Tuesday, 15 April 2014

Rome Postscript - Trajan's Column

As a sort of postscript to our trip to Rome I thought you might like to see the pictures I took of Trajan's Column.

The Internet connection in Italy was painfully slow so I waited until I got home to put up the shots I took. With a 28mm collection for the Dacian Wars being put together for later this year I had more than just a passing interest in this monument.

The depictions of boats really emphasise the naval aspect of the Dacian War

Great detail on the bridge of boats and the Legionary standards

I'm guessing this could be the boss overseeing events

These chaps look like Numidian cavalry

The shield patterns and designs are so well illustrated. All that is lacking is the colour

More Numidians!

Roman Auxiliary Cavalry seeing off  some Cataphracts on the right

You know what this is. Every Imperial Roman Army has to have one

Note the Dacians desperately defending the gate

Auxiliary and Legionary infantry

Legionary Standards

I think this is Dacian cavalry attempting to flee across a river. Note the Cataphracts top right

Note the detail on the Legionary shields, with standards and the Eagle in the background

The start of the operation at the bottom of the column with the frontier forts and supplies stacked close by

Engineers hard at work

Bloody battle with a few club men getting stuck in. Baggage wagons in the background


  1. Stunning Jonathan, Great pictures!

    1. Cheers Paul. The more you study them the more little bits of detail that you hadn't noticed before seem to leap out at you

  2. Terrific photography of the Trajan's Column! You have whet my appetite for my trip.

    1. Cheers Jon, if you're like me I think you will be looking at this for quite a while, and I only really spotted the detail once I got the pictures back on the computer.
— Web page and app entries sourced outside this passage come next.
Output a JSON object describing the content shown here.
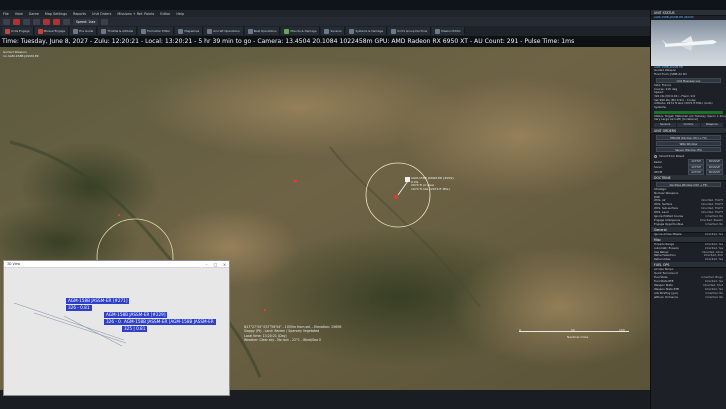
{
  "menubar": {
    "items": [
      "File",
      "View",
      "Game",
      "Map Settings",
      "Reports",
      "Unit Orders",
      "Missions + Ref. Points",
      "Editor",
      "Help"
    ]
  },
  "controls": {
    "speed_label": "Speed: 1sec"
  },
  "toolbar": {
    "items": [
      "Units Engage",
      "Manual Engage",
      "Fire Guide",
      "Throttle & Altitude",
      "Formation Editor",
      "Magazines",
      "Aircraft Operations",
      "Boat Operations",
      "Mounts & Damage",
      "Sensors",
      "Systems & Damage",
      "Unit's Group Doctrine",
      "Mission Editor"
    ]
  },
  "status_line": "Time: Tuesday, June 8, 2027 - Zulu: 12:20:21 - Local: 13:20:21 - 5 hr 39 min to go -  Camera: 13.4504 20.1084 1022458m  GPU: AMD Radeon RX 6950 XT - AU Count: 291 - Pulse Time: 1ms",
  "map": {
    "caption_line1": "Guided Weapon",
    "caption_line2": "1x AGM-158B JASSM-ER",
    "unit_label": "AGM-158B JASSM-ER (#229)",
    "unit_sub": "0 kts",
    "unit_sub2": "2974 ft (cruise)",
    "unit_sub3": "1974 ft AGL (2974 ft MSL)",
    "info_line1": "N17°27'34\"  E37°56'54\" - 1055m from sel. - Elevation: 1565ft",
    "info_line2": "Sloppy (Pt) - Land: Barren / Sparsely Vegetated",
    "info_line3": "Local time: 13:20:21 (Day)",
    "info_line4": "Weather: Clear sky - No rain - 22°C - Wind/Sea 0",
    "scale_ticks": [
      "0",
      "50",
      "100"
    ],
    "scale_units": "Nautical miles"
  },
  "view3d": {
    "title": "3D View",
    "tags": [
      "AGM-158B JASSM-ER [#271]",
      "326 - 0.81",
      "AGM-158B JASSM-ER [#229]",
      "326 - 0.81",
      "AGM-158B JASSM-ER [AGM-158B JASSM-ER",
      "325 | 0.81"
    ]
  },
  "panel": {
    "unit_status_title": "UNIT STATUS",
    "unit_name": "AGM-158B JASSM-ER (#229)",
    "unit_class": "AGM-158B JASSM-ER",
    "unit_type": "Guided Weapon",
    "fired_from": "Fired From: JSMB-X2 #1",
    "msg_log_btn": "Unit Message Log",
    "side": "Side: France",
    "course": "Course: 216 deg",
    "speed": "Speed:",
    "speed_val": "324 kts (Mil 0.91) - Flank: 0.0",
    "alt_val": "Set 999 kts (Mil 0.91) - Cruise",
    "altitude": "Altitude: 2974 ft AGL (2974 ft MSL) (Auto)",
    "systems": "Systems",
    "status": "Status: Target: Maturlish A/C Taxiway (Apron 1 Zone)",
    "very_large": "Very Large Aircraft) [Unilateral]",
    "tabs": [
      "Sensors",
      "Comms",
      "Weapons"
    ],
    "unit_orders_title": "UNIT ORDERS",
    "btn_emcon": "EMCON Window (Ctrl + F9)",
    "btn_wra": "WRA Window",
    "btn_sensor": "Sensor Window (F9)",
    "radio_label": "Inherit from Parent",
    "emcon_rows": [
      {
        "label": "Radar",
        "a": "ACTIVE",
        "b": "PASSIVE"
      },
      {
        "label": "Sonar",
        "a": "ACTIVE",
        "b": "PASSIVE"
      },
      {
        "label": "OECM",
        "a": "ACTIVE",
        "b": "PASSIVE"
      }
    ],
    "doctrine_title": "DOCTRINE",
    "btn_doctrine": "Doctrine Window (Ctrl + F9)",
    "strategic": "Strategic",
    "nuclear": "Nuclear Weapons",
    "roe": "ROE",
    "roe_rows": [
      {
        "label": "WCS, Air",
        "v": "Inherited, TIGHT"
      },
      {
        "label": "WCS, Surface",
        "v": "Inherited, TIGHT"
      },
      {
        "label": "WCS, Sub-surface",
        "v": "Inherited, TIGHT"
      },
      {
        "label": "WCS, Land",
        "v": "Inherited, TIGHT"
      },
      {
        "label": "Ignore Plotted Course",
        "v": "Inherited, No"
      },
      {
        "label": "Engage Ambiguous",
        "v": "Inherited, Pessim"
      },
      {
        "label": "Engage Opportunities",
        "v": "Inherited, No"
      }
    ],
    "general": "General",
    "gen_rows": [
      {
        "label": "Ignore Active Missile",
        "v": "Inherited, Yes"
      }
    ],
    "misc": "Misc",
    "misc_rows": [
      {
        "label": "Torpedo Range",
        "v": "Inherited, Yes"
      },
      {
        "label": "Automatic Evasion",
        "v": "Inherited, Yes"
      },
      {
        "label": "Use Refuel",
        "v": "Inherited, Allow"
      },
      {
        "label": "Refuel Selection",
        "v": "Inherited, Pick"
      },
      {
        "label": "Refuel Allies",
        "v": "Inherited, Yes"
      }
    ],
    "fuel_title": "FUEL OPS",
    "fuel_rows": [
      {
        "label": "Air Ops Tempo",
        "v": ""
      },
      {
        "label": "Quick Turnaround",
        "v": ""
      },
      {
        "label": "Fuel State",
        "v": "Inherited, Bingo"
      },
      {
        "label": "Fuel State RTB",
        "v": "Inherited, Yes"
      },
      {
        "label": "Weapon State",
        "v": "Inherited, Shot"
      },
      {
        "label": "Weapon State RTB",
        "v": "Inherited, Yes"
      },
      {
        "label": "A/G Strafing (gun)",
        "v": "Inherited, No"
      },
      {
        "label": "Jettison Ordnance",
        "v": "Inherited, No"
      }
    ]
  }
}
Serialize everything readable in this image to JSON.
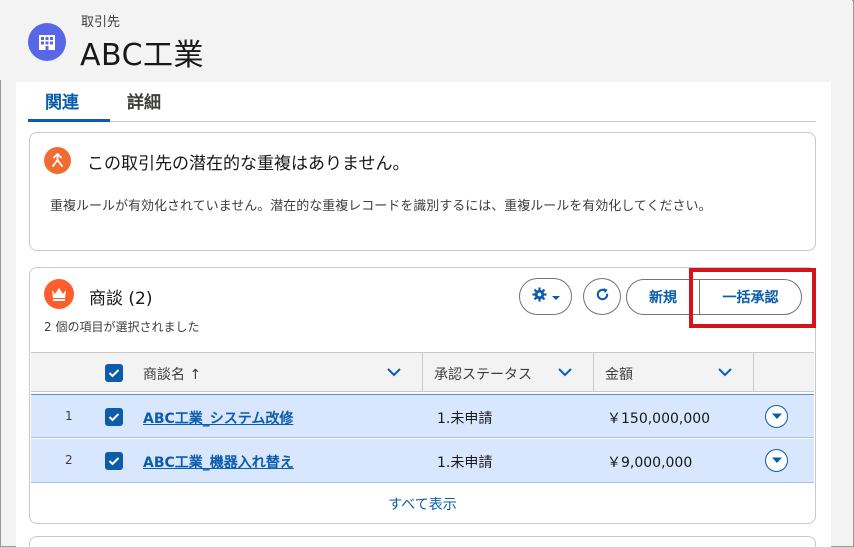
{
  "record": {
    "object_label": "取引先",
    "name": "ABC工業",
    "icon": "building-icon",
    "accent": "#5867e8"
  },
  "tabs": [
    {
      "label": "関連",
      "active": true
    },
    {
      "label": "詳細",
      "active": false
    }
  ],
  "duplicates": {
    "icon": "merge-icon",
    "title": "この取引先の潜在的な重複はありません。",
    "message": "重複ルールが有効化されていません。潜在的な重複レコードを識別するには、重複ルールを有効化してください。"
  },
  "opportunities": {
    "icon": "crown-icon",
    "title": "商談 (2)",
    "selection_text": "2 個の項目が選択されました",
    "buttons": {
      "new": "新規",
      "bulk_approve": "一括承認"
    },
    "columns": [
      {
        "label": "商談名 ↑"
      },
      {
        "label": "承認ステータス"
      },
      {
        "label": "金額"
      }
    ],
    "rows": [
      {
        "num": "1",
        "name": "ABC工業_システム改修",
        "status": "1.未申請",
        "amount": "￥150,000,000",
        "checked": true
      },
      {
        "num": "2",
        "name": "ABC工業_機器入れ替え",
        "status": "1.未申請",
        "amount": "￥9,000,000",
        "checked": true
      }
    ],
    "view_all": "すべて表示"
  },
  "colors": {
    "link": "#0b5cab",
    "selected_row": "#d8e6fe",
    "highlight": "#d3141a"
  }
}
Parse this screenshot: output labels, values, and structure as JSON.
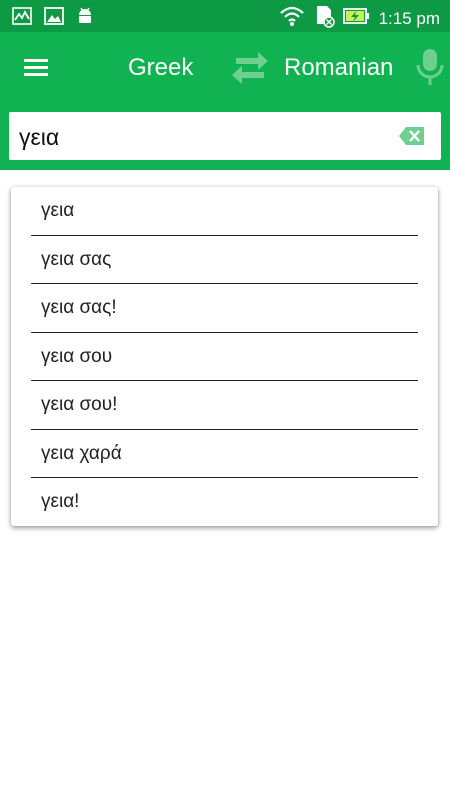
{
  "status_bar": {
    "time": "1:15 pm",
    "left_icons": [
      "activity-icon",
      "image-icon",
      "android-icon"
    ],
    "right_icons": [
      "wifi-icon",
      "sd-card-icon",
      "battery-charging-icon"
    ]
  },
  "toolbar": {
    "menu_icon": "menu-icon",
    "source_language": "Greek",
    "swap_icon": "swap-icon",
    "target_language": "Romanian",
    "mic_icon": "mic-icon"
  },
  "search": {
    "value": "γεια",
    "clear_icon": "backspace-icon"
  },
  "suggestions": [
    {
      "text": "γεια"
    },
    {
      "text": "γεια σας"
    },
    {
      "text": "γεια σας!"
    },
    {
      "text": "γεια σου"
    },
    {
      "text": "γεια σου!"
    },
    {
      "text": "γεια χαρά"
    },
    {
      "text": "γεια!"
    }
  ],
  "colors": {
    "status_bar": "#0e9a45",
    "app_bar": "#10b251",
    "accent_icon": "#6fcf8f"
  }
}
The sun in Rome is strong and staring up at white marble is rather hard on the eyes. Have fun.

  3. Trajan liked columns , see also the Tropaeum Traiani which he had built in 102 to also commemorate his Dacian wars, although tastefully reconstructed in the 1970's out of concrete the 50 odd freezes ,showing the same type of things as you saw on the Rome version , were fortunately preserved in the near by museum.

    1. Cheers Steve, I hadn't,t seen that, I'll have a look. I should also say we also found the column of Marcus Aurelius late one evening on our way back from the Trevi fountain. It commemorates his victory over the Marcomanni, Quadi and Sarmatians, sadly it did not appear to be in such good condition and the style of over large heads carved on the subjects was not as appealing as the style of the Trajanic one.

    2. Sorry Steve, I inadvertently deleted your response, so to quote

      "Sticking up a column to advertise a victory was the thing to do but unfortunately not many survived , the only other one in Rome of any height is the Column of Phocas so you did well to find 2 out of 3 . There are bound to be some in Rome 2.0 (Constantinople) but you cannot beat the originals. Remember that Trajan's would have been brightly coloured and have real weapons , mind you that was the case with most of their sculptures".

    3. It would have been fantastic to have seen the weapons and colours of the original, then us ancient figure painters would have had it as easy as the Napoleonic ones. Although may be not, as I have quite a few Napoleonic references that disagree on detail!!

      The thrill of seeing these things "in the flesh", so to speak, is that you get to see where the WRG references were drawn from, and you get some assurance that not all ancient history is totally educated guess work.